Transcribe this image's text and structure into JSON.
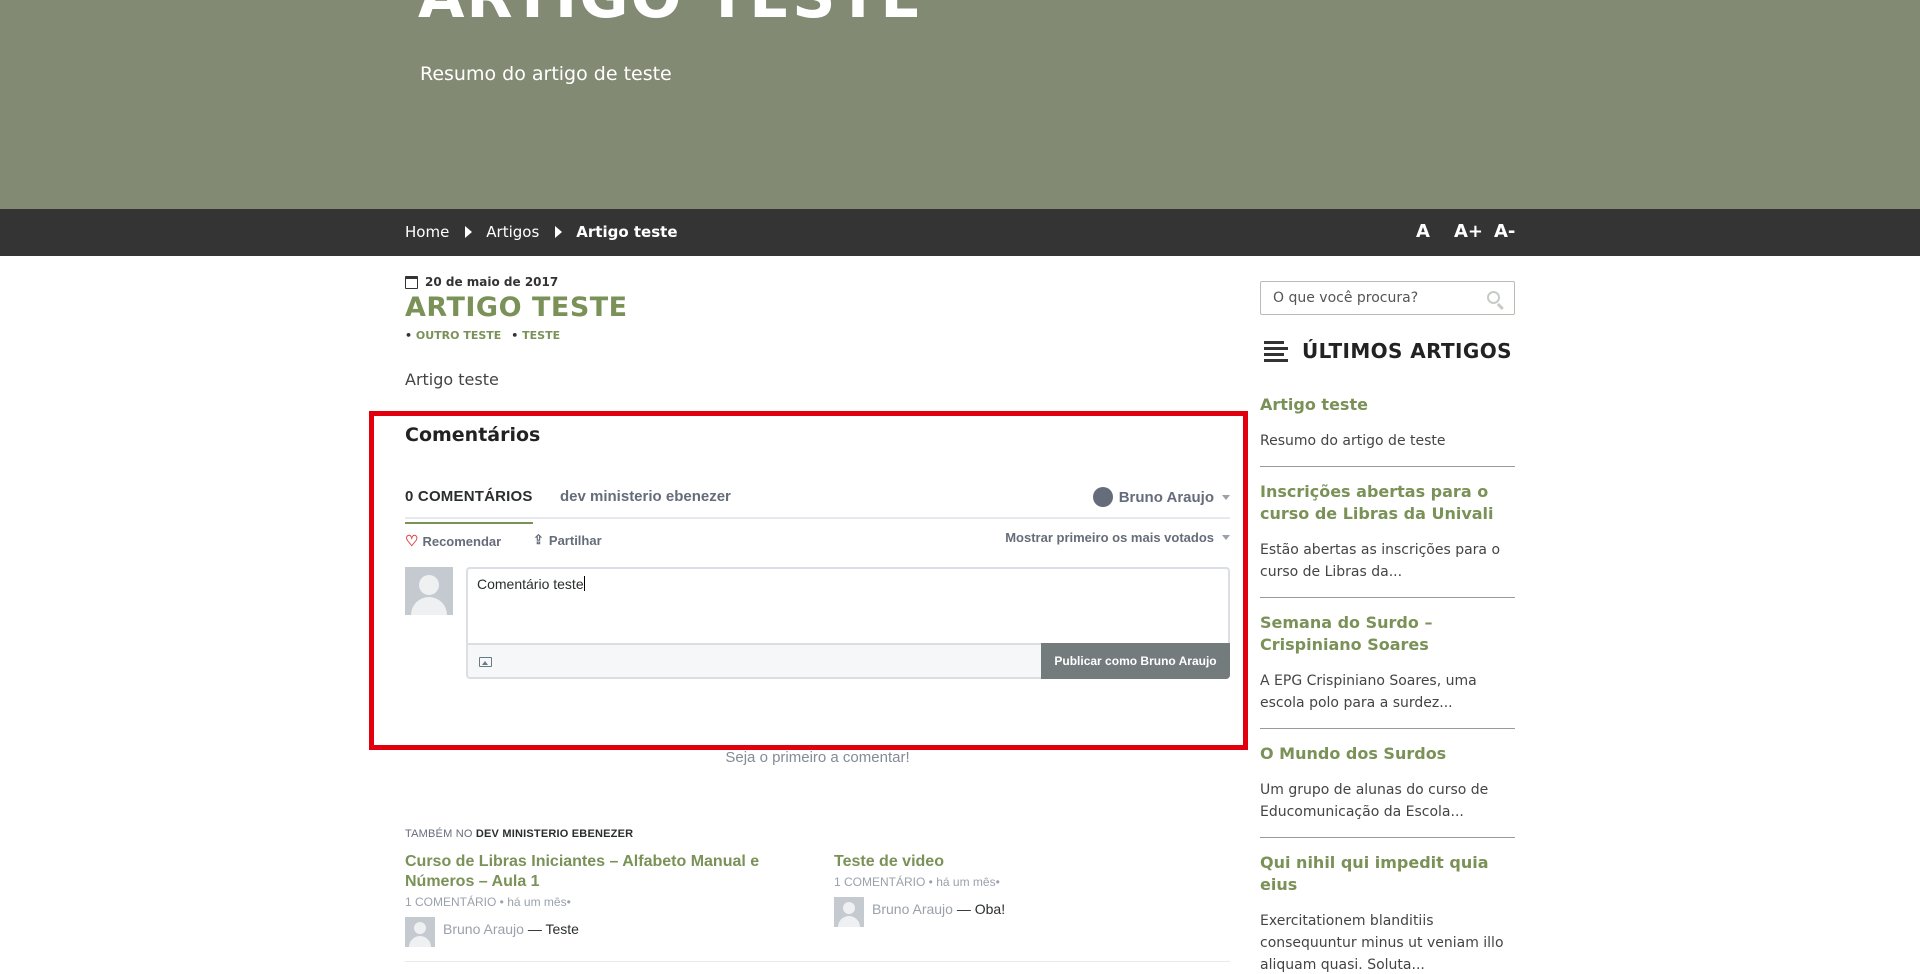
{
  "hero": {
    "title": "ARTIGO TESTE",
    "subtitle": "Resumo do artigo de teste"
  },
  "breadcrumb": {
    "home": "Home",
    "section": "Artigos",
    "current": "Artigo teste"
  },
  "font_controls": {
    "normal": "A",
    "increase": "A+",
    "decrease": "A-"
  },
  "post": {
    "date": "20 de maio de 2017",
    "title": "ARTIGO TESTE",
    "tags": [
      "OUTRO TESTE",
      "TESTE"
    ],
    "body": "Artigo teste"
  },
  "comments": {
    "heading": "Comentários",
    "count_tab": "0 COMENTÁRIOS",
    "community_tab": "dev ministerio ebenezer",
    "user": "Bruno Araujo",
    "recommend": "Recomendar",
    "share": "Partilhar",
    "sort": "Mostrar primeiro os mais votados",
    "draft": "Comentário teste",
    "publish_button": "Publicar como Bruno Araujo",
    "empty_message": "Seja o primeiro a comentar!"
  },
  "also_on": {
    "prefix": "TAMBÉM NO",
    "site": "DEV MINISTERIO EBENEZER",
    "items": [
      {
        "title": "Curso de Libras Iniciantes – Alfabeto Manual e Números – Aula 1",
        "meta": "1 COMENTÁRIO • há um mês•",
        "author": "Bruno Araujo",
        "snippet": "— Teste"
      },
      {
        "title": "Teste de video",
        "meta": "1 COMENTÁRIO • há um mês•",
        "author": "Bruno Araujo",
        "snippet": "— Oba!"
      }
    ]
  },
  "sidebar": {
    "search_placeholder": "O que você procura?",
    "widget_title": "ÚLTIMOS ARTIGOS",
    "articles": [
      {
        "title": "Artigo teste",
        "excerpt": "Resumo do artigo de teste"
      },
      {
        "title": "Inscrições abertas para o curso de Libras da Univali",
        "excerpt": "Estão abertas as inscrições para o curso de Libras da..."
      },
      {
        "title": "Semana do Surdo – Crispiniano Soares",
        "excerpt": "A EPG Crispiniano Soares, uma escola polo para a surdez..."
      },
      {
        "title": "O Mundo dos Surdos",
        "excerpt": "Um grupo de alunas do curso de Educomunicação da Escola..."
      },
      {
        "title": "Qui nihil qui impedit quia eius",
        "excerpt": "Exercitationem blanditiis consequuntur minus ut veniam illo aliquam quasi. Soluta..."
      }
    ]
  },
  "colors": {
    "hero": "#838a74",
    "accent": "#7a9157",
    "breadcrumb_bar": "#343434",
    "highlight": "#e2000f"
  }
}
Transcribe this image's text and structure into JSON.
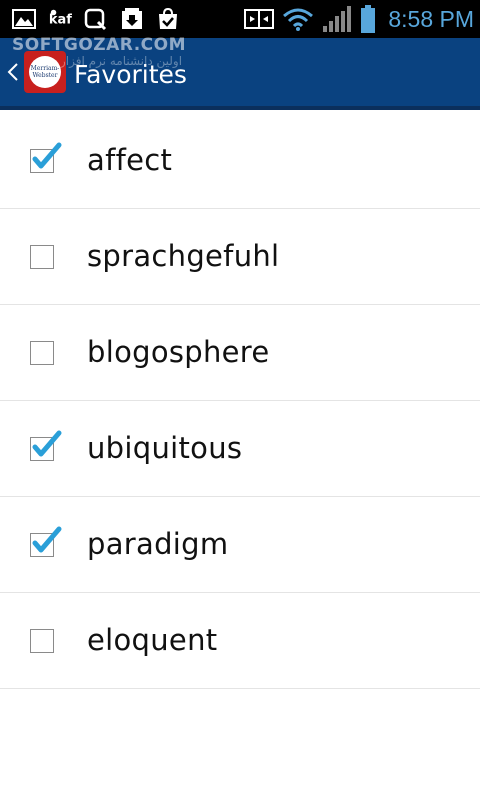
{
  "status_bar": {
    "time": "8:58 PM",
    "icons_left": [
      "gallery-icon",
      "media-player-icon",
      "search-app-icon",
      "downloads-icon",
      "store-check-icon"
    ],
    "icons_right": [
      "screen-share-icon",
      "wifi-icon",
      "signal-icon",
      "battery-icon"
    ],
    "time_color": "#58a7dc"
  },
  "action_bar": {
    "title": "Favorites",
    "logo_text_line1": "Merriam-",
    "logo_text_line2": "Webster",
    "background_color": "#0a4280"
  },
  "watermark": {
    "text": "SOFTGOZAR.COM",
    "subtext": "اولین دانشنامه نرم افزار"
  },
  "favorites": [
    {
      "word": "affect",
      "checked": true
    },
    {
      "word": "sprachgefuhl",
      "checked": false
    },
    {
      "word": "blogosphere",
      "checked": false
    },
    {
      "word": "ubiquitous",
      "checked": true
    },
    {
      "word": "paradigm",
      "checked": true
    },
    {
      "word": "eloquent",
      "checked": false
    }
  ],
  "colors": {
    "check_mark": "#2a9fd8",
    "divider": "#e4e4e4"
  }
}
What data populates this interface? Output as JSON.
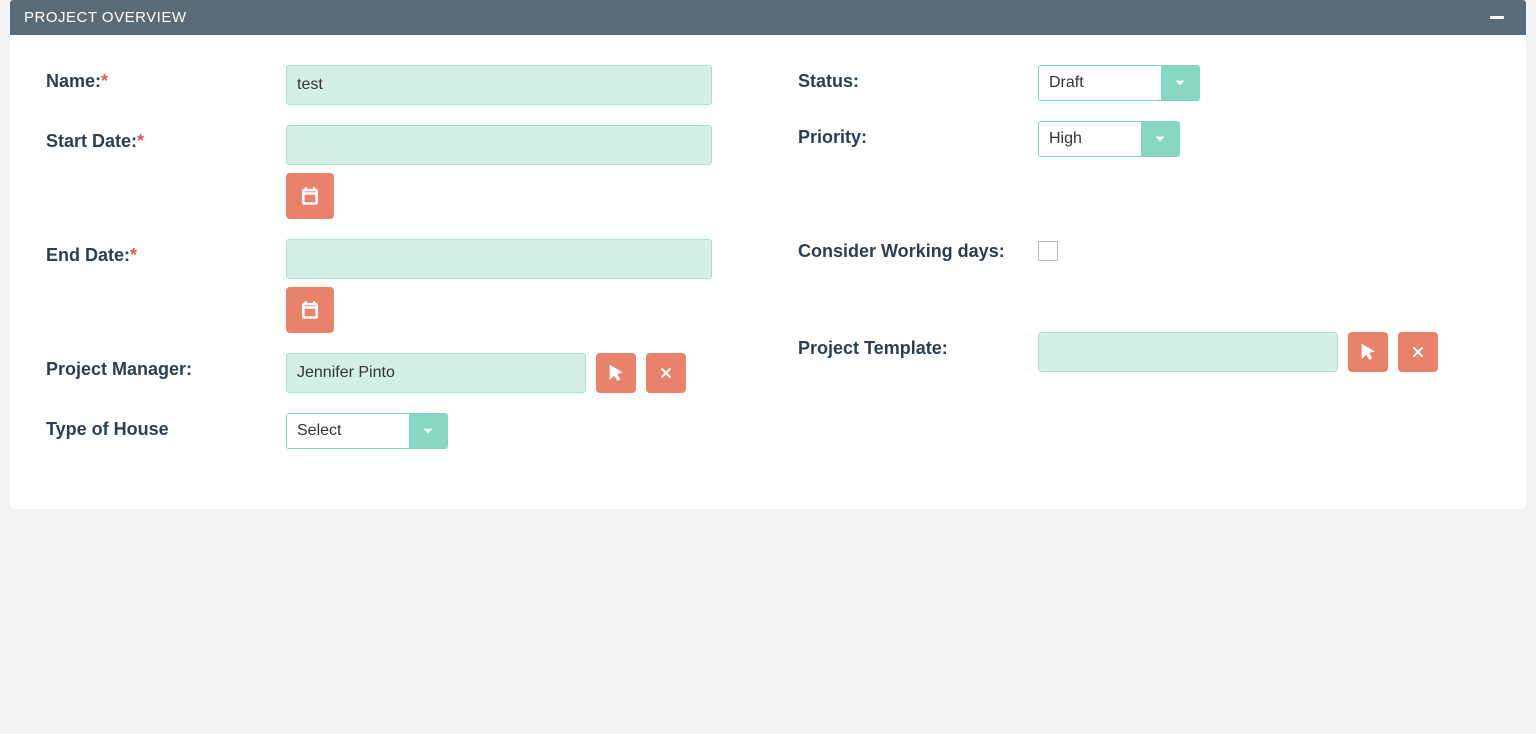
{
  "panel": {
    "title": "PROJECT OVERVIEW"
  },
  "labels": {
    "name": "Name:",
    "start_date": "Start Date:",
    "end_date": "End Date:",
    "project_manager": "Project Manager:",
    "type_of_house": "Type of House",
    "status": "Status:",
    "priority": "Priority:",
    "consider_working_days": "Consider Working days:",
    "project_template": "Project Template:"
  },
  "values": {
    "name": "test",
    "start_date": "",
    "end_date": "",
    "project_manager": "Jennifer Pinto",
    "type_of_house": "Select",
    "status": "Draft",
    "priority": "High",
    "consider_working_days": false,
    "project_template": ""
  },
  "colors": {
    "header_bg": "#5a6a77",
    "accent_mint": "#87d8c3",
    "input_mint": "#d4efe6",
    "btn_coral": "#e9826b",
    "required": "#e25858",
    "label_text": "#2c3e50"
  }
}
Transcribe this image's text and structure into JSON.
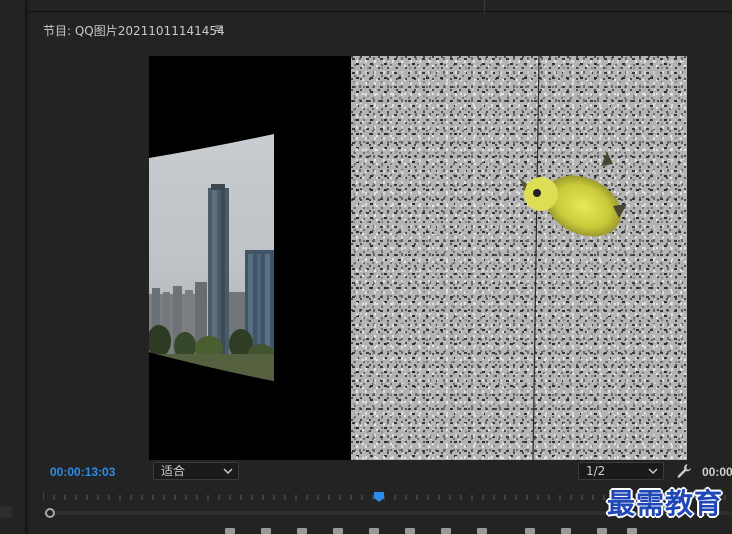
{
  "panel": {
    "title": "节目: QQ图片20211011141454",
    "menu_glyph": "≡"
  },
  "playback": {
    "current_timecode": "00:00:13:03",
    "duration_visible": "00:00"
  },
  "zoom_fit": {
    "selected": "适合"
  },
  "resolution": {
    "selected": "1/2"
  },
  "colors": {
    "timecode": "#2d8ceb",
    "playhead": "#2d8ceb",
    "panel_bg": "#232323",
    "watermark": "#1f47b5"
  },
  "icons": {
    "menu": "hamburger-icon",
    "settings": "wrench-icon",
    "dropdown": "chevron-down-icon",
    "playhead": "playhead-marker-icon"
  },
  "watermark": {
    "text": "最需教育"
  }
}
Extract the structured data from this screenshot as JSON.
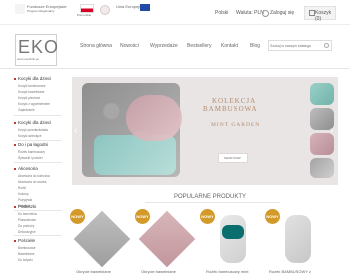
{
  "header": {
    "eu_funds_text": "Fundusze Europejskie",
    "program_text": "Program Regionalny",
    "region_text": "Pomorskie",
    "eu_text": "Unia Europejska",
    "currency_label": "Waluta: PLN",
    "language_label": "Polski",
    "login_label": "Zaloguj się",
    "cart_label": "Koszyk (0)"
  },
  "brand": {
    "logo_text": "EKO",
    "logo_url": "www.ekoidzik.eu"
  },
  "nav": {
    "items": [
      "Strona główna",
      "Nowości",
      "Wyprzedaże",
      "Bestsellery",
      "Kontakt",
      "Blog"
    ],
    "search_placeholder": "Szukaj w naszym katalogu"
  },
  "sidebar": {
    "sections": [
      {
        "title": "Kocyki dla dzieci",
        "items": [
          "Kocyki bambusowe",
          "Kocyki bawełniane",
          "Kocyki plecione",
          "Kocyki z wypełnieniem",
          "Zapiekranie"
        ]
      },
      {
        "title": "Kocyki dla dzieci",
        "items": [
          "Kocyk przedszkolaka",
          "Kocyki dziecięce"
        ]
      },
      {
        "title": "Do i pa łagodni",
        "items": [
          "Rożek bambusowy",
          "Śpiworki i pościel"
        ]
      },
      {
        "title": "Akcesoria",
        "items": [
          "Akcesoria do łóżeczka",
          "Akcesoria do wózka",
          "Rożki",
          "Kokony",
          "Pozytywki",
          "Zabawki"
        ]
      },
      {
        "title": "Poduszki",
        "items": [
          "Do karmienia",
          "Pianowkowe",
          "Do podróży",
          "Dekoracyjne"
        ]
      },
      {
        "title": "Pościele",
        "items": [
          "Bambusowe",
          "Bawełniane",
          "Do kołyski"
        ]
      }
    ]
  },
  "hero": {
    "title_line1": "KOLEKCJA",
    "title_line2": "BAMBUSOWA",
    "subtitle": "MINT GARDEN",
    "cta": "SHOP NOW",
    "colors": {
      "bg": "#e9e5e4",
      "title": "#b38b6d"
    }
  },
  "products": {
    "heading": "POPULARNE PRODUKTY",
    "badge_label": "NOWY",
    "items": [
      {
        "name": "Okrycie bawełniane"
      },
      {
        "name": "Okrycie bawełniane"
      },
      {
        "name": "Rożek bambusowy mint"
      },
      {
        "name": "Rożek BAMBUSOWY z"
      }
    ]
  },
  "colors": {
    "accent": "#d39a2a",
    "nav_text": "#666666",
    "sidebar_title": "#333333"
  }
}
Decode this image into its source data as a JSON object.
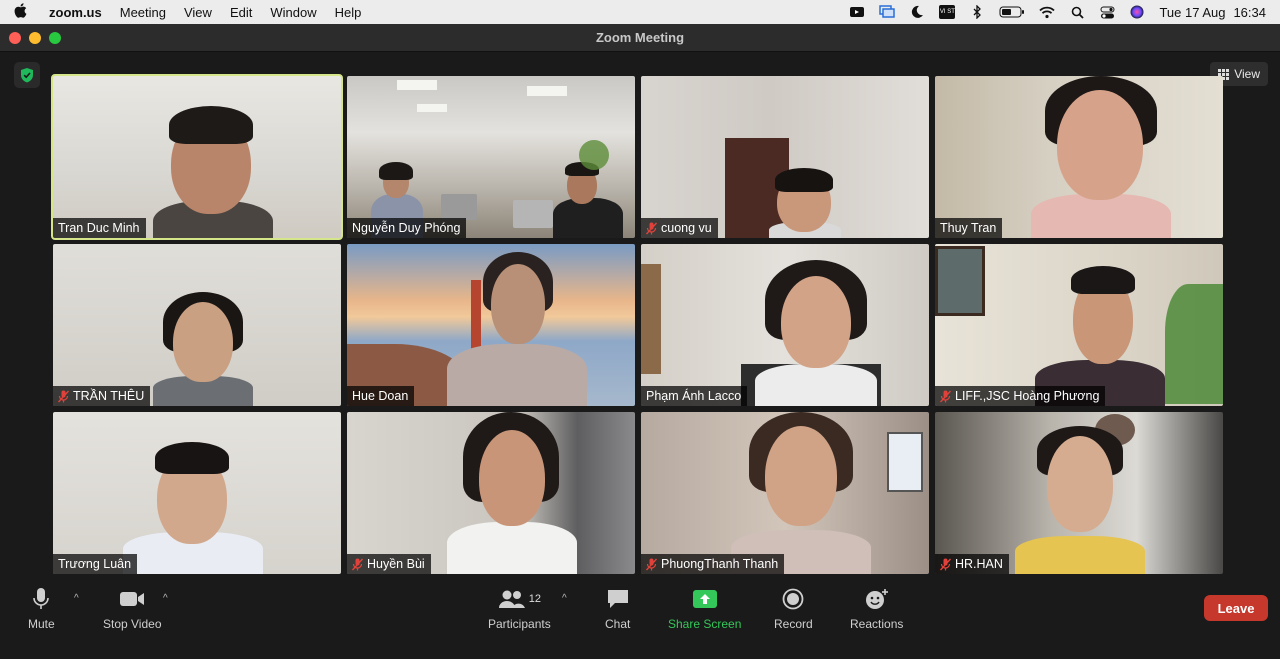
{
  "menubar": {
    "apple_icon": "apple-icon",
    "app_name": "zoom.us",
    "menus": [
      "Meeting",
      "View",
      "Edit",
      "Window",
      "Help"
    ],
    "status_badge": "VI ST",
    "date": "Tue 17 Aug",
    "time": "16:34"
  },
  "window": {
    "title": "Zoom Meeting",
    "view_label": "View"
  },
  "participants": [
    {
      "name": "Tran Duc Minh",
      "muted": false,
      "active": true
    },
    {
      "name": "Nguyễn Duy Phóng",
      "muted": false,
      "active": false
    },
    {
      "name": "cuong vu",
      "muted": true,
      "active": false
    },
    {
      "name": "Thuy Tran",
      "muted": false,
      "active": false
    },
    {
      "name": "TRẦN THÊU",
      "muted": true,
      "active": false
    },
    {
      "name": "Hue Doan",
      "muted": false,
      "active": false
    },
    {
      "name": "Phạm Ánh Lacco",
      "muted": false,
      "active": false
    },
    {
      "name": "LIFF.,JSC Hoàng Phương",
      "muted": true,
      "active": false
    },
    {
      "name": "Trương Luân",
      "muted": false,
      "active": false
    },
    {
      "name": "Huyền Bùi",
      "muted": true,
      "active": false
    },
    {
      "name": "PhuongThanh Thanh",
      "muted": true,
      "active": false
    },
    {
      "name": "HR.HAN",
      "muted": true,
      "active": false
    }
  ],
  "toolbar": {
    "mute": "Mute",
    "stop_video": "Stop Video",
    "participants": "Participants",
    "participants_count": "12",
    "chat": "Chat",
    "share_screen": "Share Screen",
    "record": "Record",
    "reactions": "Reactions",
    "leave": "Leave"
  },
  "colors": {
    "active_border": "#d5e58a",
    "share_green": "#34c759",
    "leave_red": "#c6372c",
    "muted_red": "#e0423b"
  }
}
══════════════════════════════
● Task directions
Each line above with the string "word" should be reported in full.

● Answer to the problem
      "word": "affect",
      "word": "sprachgefuhl",
      "word": "blogosphere",
      "word": "ubiquitous",
      "word": "paradigm",
      "word": "eloquent",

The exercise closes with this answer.